# What is needed
What is needed is a verbatim copy of all the records.

# Exercise data
------------

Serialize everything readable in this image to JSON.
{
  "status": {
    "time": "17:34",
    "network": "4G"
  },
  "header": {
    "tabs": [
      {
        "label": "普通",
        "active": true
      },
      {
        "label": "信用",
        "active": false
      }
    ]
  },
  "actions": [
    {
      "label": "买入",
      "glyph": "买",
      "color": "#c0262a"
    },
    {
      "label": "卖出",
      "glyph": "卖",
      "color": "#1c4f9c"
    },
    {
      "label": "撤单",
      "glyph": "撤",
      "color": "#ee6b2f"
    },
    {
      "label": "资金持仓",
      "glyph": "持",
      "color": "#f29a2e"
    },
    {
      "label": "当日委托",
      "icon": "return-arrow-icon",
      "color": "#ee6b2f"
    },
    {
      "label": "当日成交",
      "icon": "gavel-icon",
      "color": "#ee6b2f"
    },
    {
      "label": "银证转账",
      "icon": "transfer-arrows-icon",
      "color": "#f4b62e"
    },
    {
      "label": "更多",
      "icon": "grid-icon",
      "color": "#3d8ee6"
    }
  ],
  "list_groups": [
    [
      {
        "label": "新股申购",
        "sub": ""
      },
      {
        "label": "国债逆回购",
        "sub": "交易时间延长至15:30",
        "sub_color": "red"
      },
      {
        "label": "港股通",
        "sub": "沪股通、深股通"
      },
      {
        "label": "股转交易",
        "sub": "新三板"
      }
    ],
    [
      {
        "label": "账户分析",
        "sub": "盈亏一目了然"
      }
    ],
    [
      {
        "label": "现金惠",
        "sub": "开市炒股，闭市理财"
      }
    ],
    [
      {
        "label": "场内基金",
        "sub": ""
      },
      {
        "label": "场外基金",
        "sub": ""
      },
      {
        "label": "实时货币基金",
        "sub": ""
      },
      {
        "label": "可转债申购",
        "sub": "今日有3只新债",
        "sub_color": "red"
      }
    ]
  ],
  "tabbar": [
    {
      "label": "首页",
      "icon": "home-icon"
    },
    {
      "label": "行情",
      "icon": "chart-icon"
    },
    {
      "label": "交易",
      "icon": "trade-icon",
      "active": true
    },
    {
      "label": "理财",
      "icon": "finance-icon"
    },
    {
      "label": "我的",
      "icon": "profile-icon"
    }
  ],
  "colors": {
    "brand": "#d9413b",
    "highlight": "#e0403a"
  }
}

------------

# Written response
Serialize everything readable in this image to JSON.
{
  "status": {
    "time": "17:34",
    "network": "4G"
  },
  "header": {
    "tabs": [
      {
        "label": "普通",
        "active": true
      },
      {
        "label": "信用",
        "active": false
      }
    ]
  },
  "actions": [
    {
      "label": "买入",
      "glyph": "买",
      "color": "#c0262a"
    },
    {
      "label": "卖出",
      "glyph": "卖",
      "color": "#1c4f9c"
    },
    {
      "label": "撤单",
      "glyph": "撤",
      "color": "#ee6b2f"
    },
    {
      "label": "资金持仓",
      "glyph": "持",
      "color": "#f29a2e"
    },
    {
      "label": "当日委托",
      "icon": "return-arrow-icon",
      "color": "#ee6b2f"
    },
    {
      "label": "当日成交",
      "icon": "gavel-icon",
      "color": "#ee6b2f"
    },
    {
      "label": "银证转账",
      "icon": "transfer-arrows-icon",
      "color": "#f4b62e"
    },
    {
      "label": "更多",
      "icon": "grid-icon",
      "color": "#3d8ee6"
    }
  ],
  "list_groups": [
    [
      {
        "label": "新股申购",
        "sub": ""
      },
      {
        "label": "国债逆回购",
        "sub": "交易时间延长至15:30",
        "sub_color": "red"
      },
      {
        "label": "港股通",
        "sub": "沪股通、深股通"
      },
      {
        "label": "股转交易",
        "sub": "新三板"
      }
    ],
    [
      {
        "label": "账户分析",
        "sub": "盈亏一目了然"
      }
    ],
    [
      {
        "label": "现金惠",
        "sub": "开市炒股，闭市理财"
      }
    ],
    [
      {
        "label": "场内基金",
        "sub": ""
      },
      {
        "label": "场外基金",
        "sub": ""
      },
      {
        "label": "实时货币基金",
        "sub": ""
      },
      {
        "label": "可转债申购",
        "sub": "今日有3只新债",
        "sub_color": "red"
      }
    ]
  ],
  "tabbar": [
    {
      "label": "首页",
      "icon": "home-icon"
    },
    {
      "label": "行情",
      "icon": "chart-icon"
    },
    {
      "label": "交易",
      "icon": "trade-icon",
      "active": true
    },
    {
      "label": "理财",
      "icon": "finance-icon"
    },
    {
      "label": "我的",
      "icon": "profile-icon"
    }
  ],
  "colors": {
    "brand": "#d9413b",
    "highlight": "#e0403a"
  }
}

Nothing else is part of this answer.